Since you are already authenticated in groov Build, you can read without having to enter your API key. To write, click the red exclamation mark and enter your API key in the dialog box:

Authenticating writes in Swagger UI

For groov EPIC, see the specific instructions for that device.

Using Tag IDs

When you add a groov Data Store and its tags, each tag is assigned a tag id. Many API requests require the tag id, which appears as a parameter for the endpoint. For example, the Data Store API’s “read a single tag’s value” endpoint is /api/v1/data-store/read/<tag-id>

If you have a single-value tag with an id of 77, the URL to read that value is:

The response might look something like this:

[ {
 "id": 77,
 "valueType": "stringValue",
 "value": "ABC45"
} ]

You see your tag id, the type of data, and the current value for the tag.

Writing. Writing to a tag is similar; the value to be written is another parameter. For example, the Data Store API’s “write a single tag’s value” endpoint is /api/v1/data-store/write/<tag id>?<value>

So your request URL is:

And the response would be something like this:

[ {
 "id": 79,
 "valueType": "integerValue",
 "value": 20
} ]

You see the tag id, its data type, and the value you wrote.

Using tables

Suppose you want to read tags in a table. Again let’s use the endpoint of /api/v1/data-store/read/<tag-id>?index=<table-index>&count=<table-count>

This time you’ll use the optional index and count query parameters. If you have a table tag with id 80, and you want to read 4 elements from it starting at index 3, your URL is:

NOTE: If you’re reading a table tag and you don’t provide the index or count parameters, they default to 0 and 1, respectively.

Your response might look like this:

[ {
  "id": 80,
  "valueType": "stringArrayValue",
  "value": [
} ]

The four values you requested are shown in order. Index 3 = AB450, index 4 = AC230, and so on.
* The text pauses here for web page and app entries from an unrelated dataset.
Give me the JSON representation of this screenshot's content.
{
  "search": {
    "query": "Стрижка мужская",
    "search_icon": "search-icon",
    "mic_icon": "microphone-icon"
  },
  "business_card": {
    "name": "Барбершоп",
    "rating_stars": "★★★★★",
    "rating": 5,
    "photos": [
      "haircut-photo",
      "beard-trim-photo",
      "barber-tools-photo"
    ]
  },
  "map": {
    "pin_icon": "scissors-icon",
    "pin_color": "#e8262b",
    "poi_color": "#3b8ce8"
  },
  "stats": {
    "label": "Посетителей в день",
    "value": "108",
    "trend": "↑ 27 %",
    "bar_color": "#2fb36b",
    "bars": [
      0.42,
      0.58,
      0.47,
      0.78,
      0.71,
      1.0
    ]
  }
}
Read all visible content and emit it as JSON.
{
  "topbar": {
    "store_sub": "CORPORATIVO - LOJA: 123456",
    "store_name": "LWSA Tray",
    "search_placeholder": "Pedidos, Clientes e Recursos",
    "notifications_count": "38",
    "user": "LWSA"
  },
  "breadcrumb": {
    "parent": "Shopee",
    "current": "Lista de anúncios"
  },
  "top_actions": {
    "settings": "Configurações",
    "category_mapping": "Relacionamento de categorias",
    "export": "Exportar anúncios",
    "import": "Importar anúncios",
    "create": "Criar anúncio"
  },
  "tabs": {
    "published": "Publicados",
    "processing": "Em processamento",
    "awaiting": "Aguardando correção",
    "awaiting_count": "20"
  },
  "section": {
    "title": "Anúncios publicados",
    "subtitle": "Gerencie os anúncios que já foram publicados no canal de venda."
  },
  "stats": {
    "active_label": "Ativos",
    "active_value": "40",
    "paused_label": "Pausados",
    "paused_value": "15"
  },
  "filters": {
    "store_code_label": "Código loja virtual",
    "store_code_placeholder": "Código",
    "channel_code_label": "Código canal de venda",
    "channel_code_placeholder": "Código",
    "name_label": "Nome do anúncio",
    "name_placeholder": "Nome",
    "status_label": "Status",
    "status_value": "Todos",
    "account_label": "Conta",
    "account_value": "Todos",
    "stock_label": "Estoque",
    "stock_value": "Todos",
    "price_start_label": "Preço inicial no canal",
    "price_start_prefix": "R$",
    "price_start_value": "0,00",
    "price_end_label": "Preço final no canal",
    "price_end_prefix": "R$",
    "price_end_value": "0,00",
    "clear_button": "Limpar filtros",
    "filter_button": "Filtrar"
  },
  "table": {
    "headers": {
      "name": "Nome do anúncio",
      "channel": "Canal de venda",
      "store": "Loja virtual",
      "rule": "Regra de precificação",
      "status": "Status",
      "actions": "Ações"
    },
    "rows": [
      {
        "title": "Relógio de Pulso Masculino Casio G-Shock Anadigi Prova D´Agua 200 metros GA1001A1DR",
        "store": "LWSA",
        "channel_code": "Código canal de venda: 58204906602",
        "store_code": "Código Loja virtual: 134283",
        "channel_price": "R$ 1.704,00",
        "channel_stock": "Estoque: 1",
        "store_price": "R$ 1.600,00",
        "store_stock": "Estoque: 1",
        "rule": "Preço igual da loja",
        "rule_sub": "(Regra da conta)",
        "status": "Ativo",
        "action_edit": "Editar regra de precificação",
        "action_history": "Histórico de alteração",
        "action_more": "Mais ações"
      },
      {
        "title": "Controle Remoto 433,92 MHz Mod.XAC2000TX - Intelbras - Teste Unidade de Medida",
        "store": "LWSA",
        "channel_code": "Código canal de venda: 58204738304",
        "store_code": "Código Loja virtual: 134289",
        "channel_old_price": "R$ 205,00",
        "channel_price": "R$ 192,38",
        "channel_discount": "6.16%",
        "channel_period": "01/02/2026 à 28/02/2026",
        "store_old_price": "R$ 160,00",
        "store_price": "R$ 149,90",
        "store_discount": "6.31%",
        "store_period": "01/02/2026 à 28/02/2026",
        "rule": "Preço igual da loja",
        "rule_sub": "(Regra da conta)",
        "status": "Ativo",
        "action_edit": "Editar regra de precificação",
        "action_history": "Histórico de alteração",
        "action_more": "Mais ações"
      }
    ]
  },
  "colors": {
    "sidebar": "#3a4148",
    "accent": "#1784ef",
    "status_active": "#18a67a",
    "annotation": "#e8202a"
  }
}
Writing. Writing to a table is similar, except you write to one element at a time. Here’s the request:

And here’s the response:

[ {
 "id": 80,
 "valueType": "stringArrayValue",
 "value": "AR950"
} ]

The response verifies that at index 7 in this table, you’ve written the value AR950.

Next Step

If needed, see: